Spot metering and using the Zone System are the most useful things I've learned so far in photography. A lot of people don't learn it anymore because they think that it doesn't apply to digital photography and while some of the particular parts don't (pushing/pulling film and such), I'd say that the lessons learned in regard to how to more accurately expose a scene the way you envision it in your head and understanding how to make sure you're capturing the dynamic range of a scene (without multiple exposures) absolutely do transfer over. Even though I have a MILC now and can benefit from live exposure, I still find myself relying on spot metering when practical.

Richard Reed's picture
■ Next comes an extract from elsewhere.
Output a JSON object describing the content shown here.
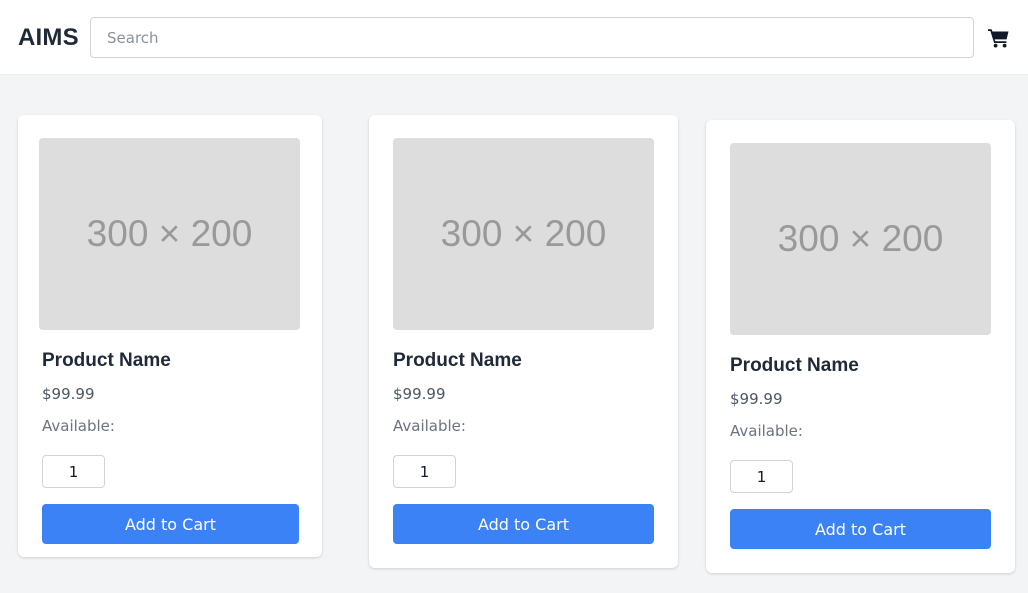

Great tips. EVF and back LCD (live view) shooting definitely take a lot of guesswork out of figuring out exposure since you're essentially getting WYSIWYG.

Michelle Maani's picture

I use spot metering a lot. I think it might depend on your subject.